Living donors provide the best outcome for children undergoing renal transplantation.
Most of these donors are parents.
When parents are unable to donate, siblings are often considered.
But what if the siblings are also children ?
Should they be permitted to donate ?
To see how this difficult ethical question is currently handled, a survey was mailed to all U.S. renal transplant centers asking for their policies regarding kidney donation by minors (<18 years old).
Among the 117 responding centers that offer pediatric transplantation, the vast majority (81%) prefer living related donors for pediatric recipients.
Yet, only 33% of responding centers would allow a monozygotic twin minor to donate a kidney to his or her twin, and even fewer (21%) would allow a nontwin minor to donate to a sibling.
In the year before the survey, only two of these centers had actually used a child as a kidney donor.
Furthermore, the great majority of responding centers (68%) require living donors to be at least 18 years old.
These data indicate that most U.S. transplant centers are opposed to using children as living kidney donors.
On the other hand, a careful analysis of this issue suggests that although donation by a minor should be uncommon, a complete ban of this practice may be unwarranted. (...)
Mots-clés Pascal : Transplantation, Rein, Donneur apparenté, Indication, Enfant, Homme, Recommandation, Ethique, Résultat, Chirurgie, Appareil urinaire pathologie, Rein pathologie
Mots-clés Pascal anglais : Transplantation, Kidney, Related donor, Indication, Child, Human, Recommendation, Ethics, Result, Surgery, Urinary system disease, Kidney disease
Notice produite par :
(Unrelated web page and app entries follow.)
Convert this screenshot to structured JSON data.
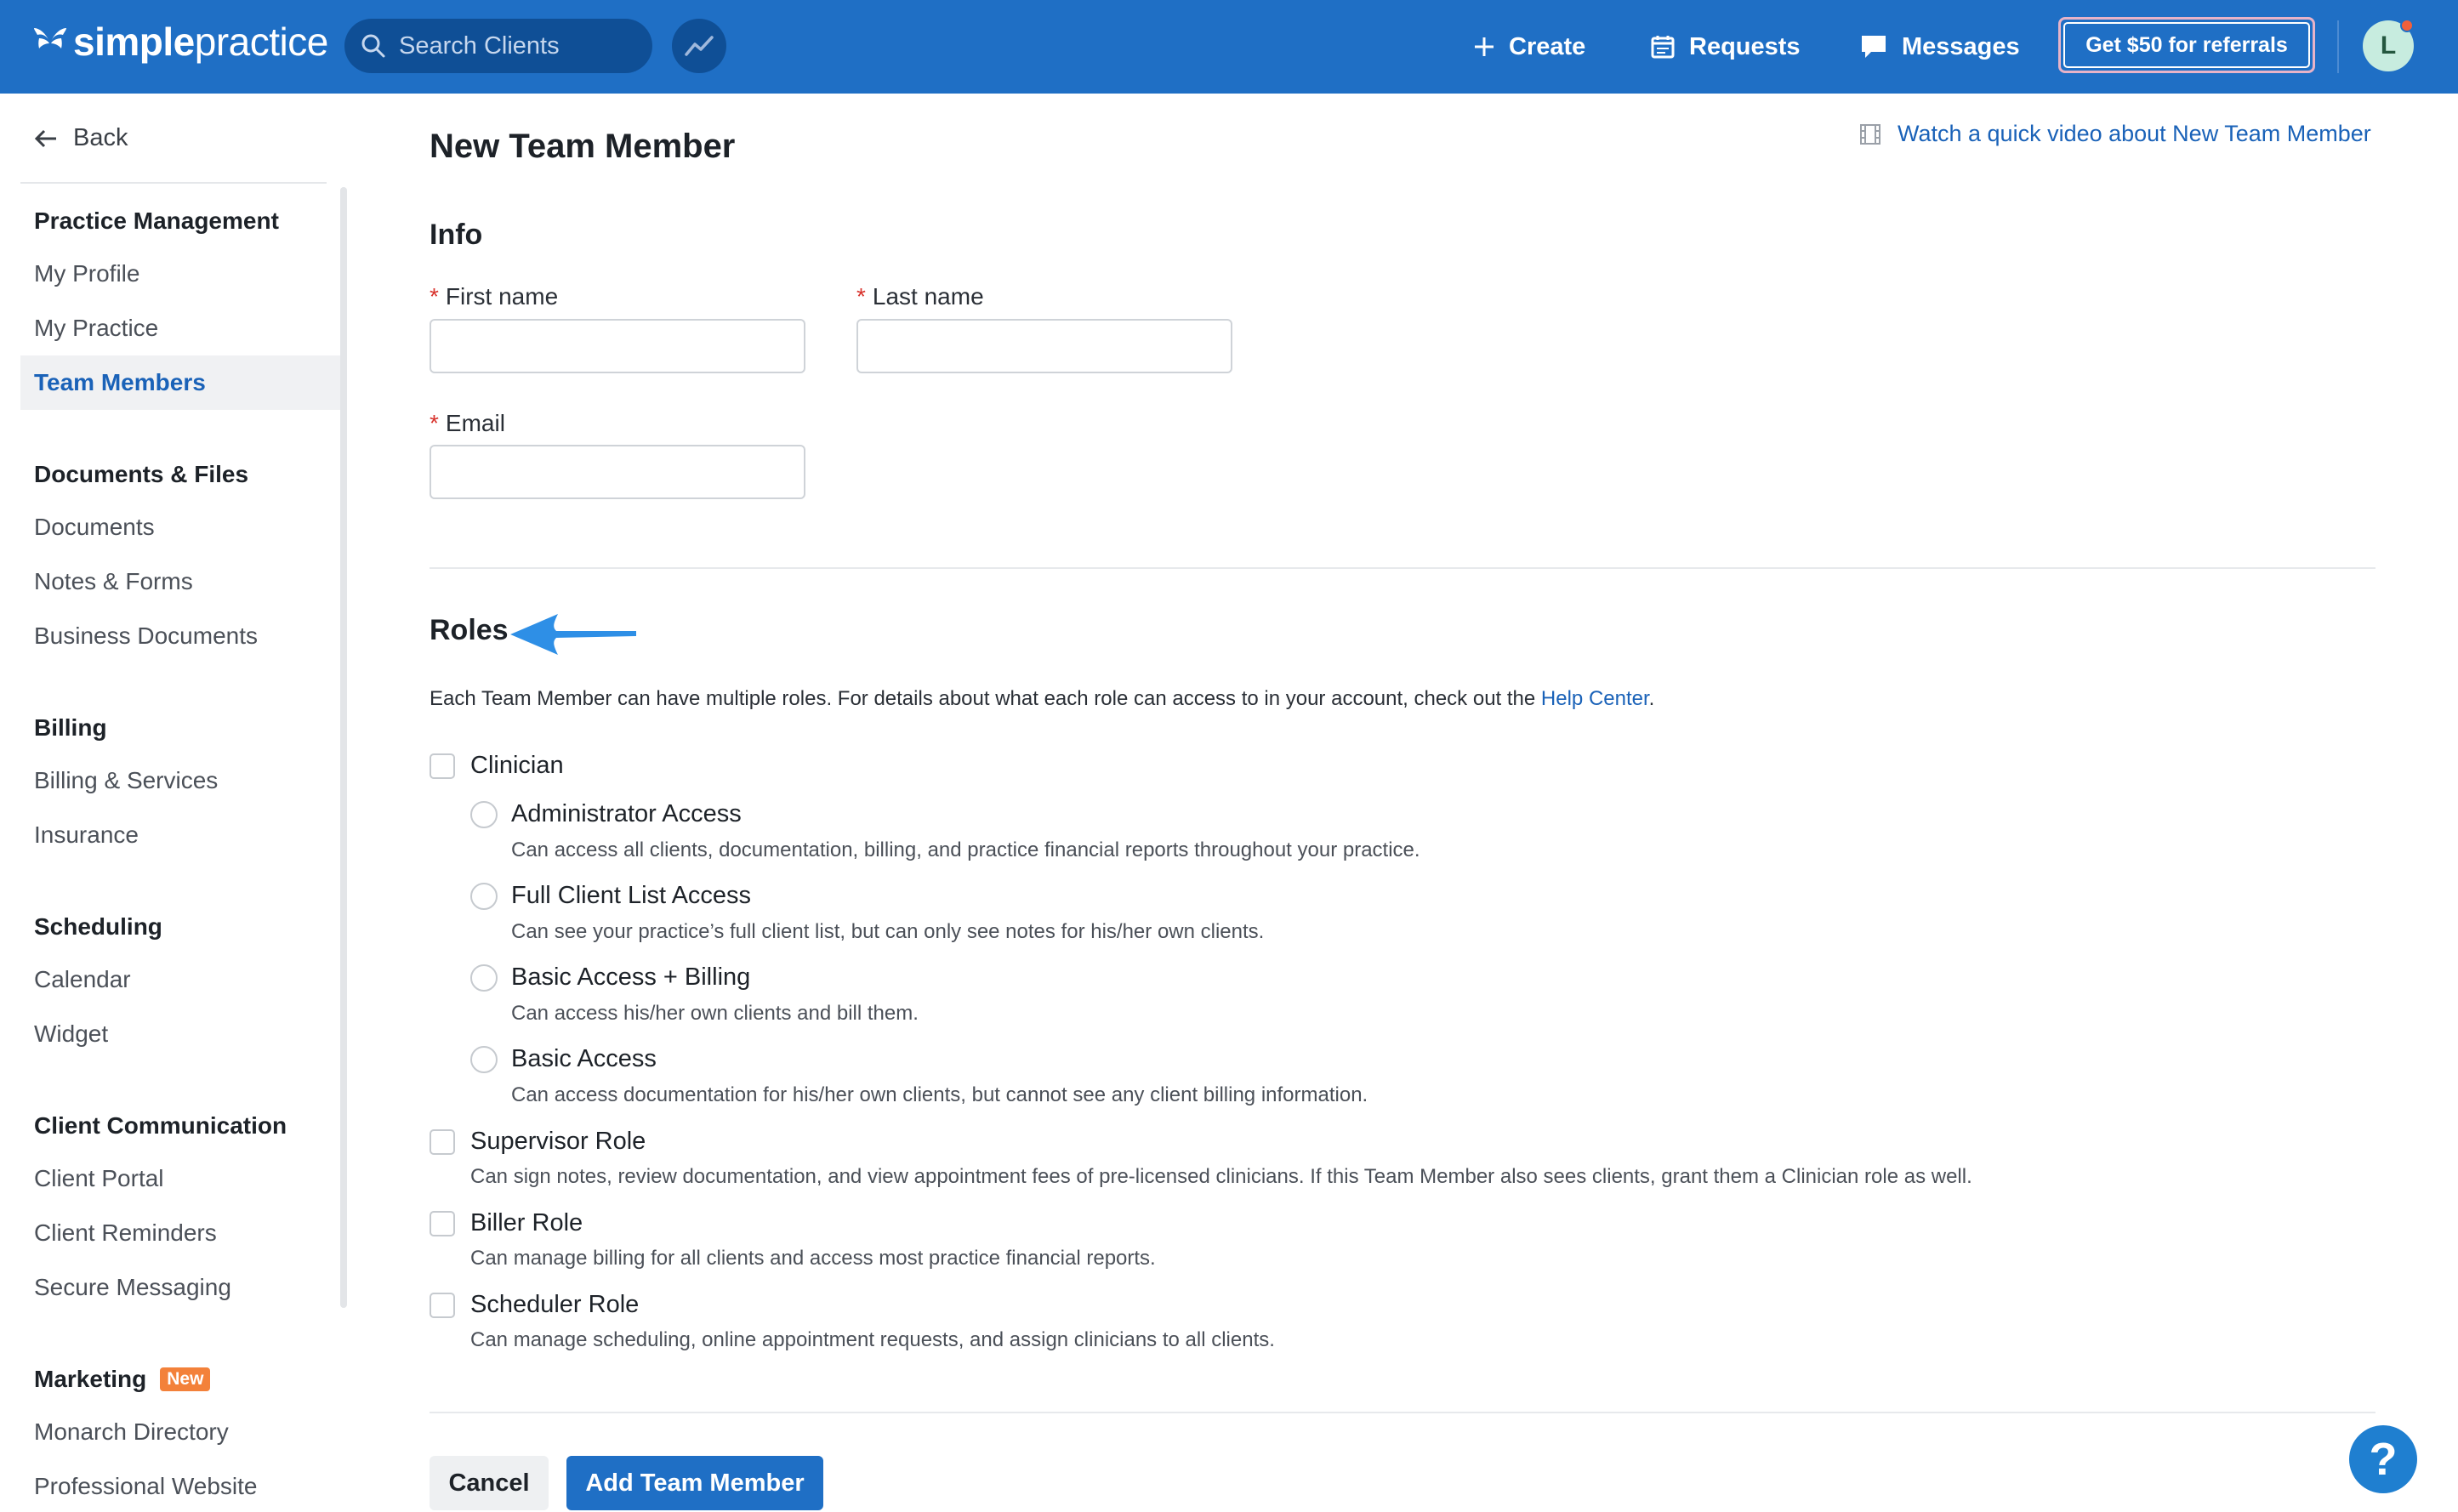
{
  "topbar": {
    "logo_bold": "simple",
    "logo_light": "practice",
    "search_placeholder": "Search Clients",
    "create_label": "Create",
    "requests_label": "Requests",
    "messages_label": "Messages",
    "referral_label": "Get $50 for referrals",
    "avatar_initial": "L"
  },
  "sidebar": {
    "back_label": "Back",
    "sections": [
      {
        "title": "Practice Management",
        "items": [
          "My Profile",
          "My Practice",
          "Team Members"
        ]
      },
      {
        "title": "Documents & Files",
        "items": [
          "Documents",
          "Notes & Forms",
          "Business Documents"
        ]
      },
      {
        "title": "Billing",
        "items": [
          "Billing & Services",
          "Insurance"
        ]
      },
      {
        "title": "Scheduling",
        "items": [
          "Calendar",
          "Widget"
        ]
      },
      {
        "title": "Client Communication",
        "items": [
          "Client Portal",
          "Client Reminders",
          "Secure Messaging"
        ]
      },
      {
        "title": "Marketing",
        "badge": "New",
        "items": [
          "Monarch Directory",
          "Professional Website"
        ]
      }
    ],
    "active_item": "Team Members"
  },
  "main": {
    "title": "New Team Member",
    "video_link": "Watch a quick video about New Team Member",
    "info": {
      "heading": "Info",
      "required_mark": "*",
      "first_name_label": "First name",
      "last_name_label": "Last name",
      "email_label": "Email",
      "first_name_value": "",
      "last_name_value": "",
      "email_value": ""
    },
    "roles": {
      "heading": "Roles",
      "intro_text": "Each Team Member can have multiple roles. For details about what each role can access to in your account, check out the ",
      "help_link": "Help Center",
      "intro_end": ".",
      "clinician_label": "Clinician",
      "clinician_options": [
        {
          "label": "Administrator Access",
          "desc": "Can access all clients, documentation, billing, and practice financial reports throughout your practice."
        },
        {
          "label": "Full Client List Access",
          "desc": "Can see your practice’s full client list, but can only see notes for his/her own clients."
        },
        {
          "label": "Basic Access + Billing",
          "desc": "Can access his/her own clients and bill them."
        },
        {
          "label": "Basic Access",
          "desc": "Can access documentation for his/her own clients, but cannot see any client billing information."
        }
      ],
      "other_roles": [
        {
          "label": "Supervisor Role",
          "desc": "Can sign notes, review documentation, and view appointment fees of pre-licensed clinicians. If this Team Member also sees clients, grant them a Clinician role as well."
        },
        {
          "label": "Biller Role",
          "desc": "Can manage billing for all clients and access most practice financial reports."
        },
        {
          "label": "Scheduler Role",
          "desc": "Can manage scheduling, online appointment requests, and assign clinicians to all clients."
        }
      ]
    },
    "actions": {
      "cancel_label": "Cancel",
      "add_label": "Add Team Member"
    },
    "help_glyph": "?"
  },
  "colors": {
    "brand_blue": "#1f6fc5",
    "link_blue": "#1a62b8",
    "required_red": "#d8332d",
    "badge_orange": "#f3813a"
  }
}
Inist-CNRS - Institut de l'Information Scientifique et Technique
Cote : 97-0437527
Code Inist : 002B30A09. Création : 19/12/1997.